Purpose of IWSG: To share and encourage. Writers can express doubts and concerns without fear of appearing foolish or weak. Those who have been through the fire can offer assistance and guidance. It’s a safe haven for insecure writers of all kinds!
Every month, we announce a question that members can answer in their IWSG post. These questions may prompt you to share advice, insight, a personal experience or story. Include your answer to the question in your IWSG post or let it inspire your post if you are struggling with something to say.
Posting: The first Wednesday of every month is officially Insecure Writer’s Support Group day. Post your thoughts on your own blog. Talk about your doubts and the fears you have conquered. Discuss your struggles and triumphs. Offer a word of encouragement for others who are struggling. Visit others in the group and connect with your fellow writer – aim for a dozen new people each time – and return comments. This group is all about connecting!
Let’s rock the neurotic writing world!
Our Twitter handle is @TheIWSG and hashtag is #IWSG
NaNoWriMo – #NaNoWinner2018. This was my fifth win since 2011, although I also forgot to validate another two years. So, just one year when I wrote nothing.
This year, I was aiming to get the first draft down for Fevered Few, a collection of shorts within a framing device. The ‘collection’ deals with the backstory for the main protagonist in the Snowdon Shadows series. Plotting in advance helped immensely, although trying to fit writing around screaming great-grand-kids was frustrating as my MS-ravaged brain doesn’t handle noise or interruptions.
However, I scraped past the 50k target by the end of November. But the draft was unfinished, so I’ve had to spend the last few days writing the closing chapters. And the ‘collection’ has evolved into a novel – the first book in the Snowdon Shadow series.

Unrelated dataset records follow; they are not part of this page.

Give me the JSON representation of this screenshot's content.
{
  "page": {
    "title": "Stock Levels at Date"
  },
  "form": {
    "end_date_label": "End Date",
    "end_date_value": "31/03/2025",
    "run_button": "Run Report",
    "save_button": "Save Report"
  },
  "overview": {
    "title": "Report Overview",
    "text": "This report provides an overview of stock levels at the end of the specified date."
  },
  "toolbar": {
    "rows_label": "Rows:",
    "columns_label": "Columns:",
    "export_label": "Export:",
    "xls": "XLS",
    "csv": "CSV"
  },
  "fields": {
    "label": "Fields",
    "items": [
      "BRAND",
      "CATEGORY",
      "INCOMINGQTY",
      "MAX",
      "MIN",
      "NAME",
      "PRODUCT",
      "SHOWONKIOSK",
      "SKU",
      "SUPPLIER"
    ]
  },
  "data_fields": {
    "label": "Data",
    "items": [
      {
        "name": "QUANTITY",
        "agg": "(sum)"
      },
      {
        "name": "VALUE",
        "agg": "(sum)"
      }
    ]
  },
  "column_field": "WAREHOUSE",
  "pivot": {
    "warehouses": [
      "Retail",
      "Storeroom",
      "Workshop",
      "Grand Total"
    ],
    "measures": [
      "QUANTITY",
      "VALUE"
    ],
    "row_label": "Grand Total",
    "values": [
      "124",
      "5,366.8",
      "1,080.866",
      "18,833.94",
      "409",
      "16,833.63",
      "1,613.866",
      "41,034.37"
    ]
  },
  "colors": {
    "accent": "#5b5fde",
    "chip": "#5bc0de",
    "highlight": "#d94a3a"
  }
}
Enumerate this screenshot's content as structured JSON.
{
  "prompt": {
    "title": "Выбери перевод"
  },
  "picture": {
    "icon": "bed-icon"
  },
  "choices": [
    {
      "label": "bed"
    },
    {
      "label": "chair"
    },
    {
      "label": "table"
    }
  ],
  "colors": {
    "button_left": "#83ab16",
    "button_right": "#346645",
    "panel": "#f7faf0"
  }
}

Now, I’ll leave it for about a month – to ‘marinade’ – then return to it in the New Year and tackle the daunting editing-revision phase. My insecurity phase.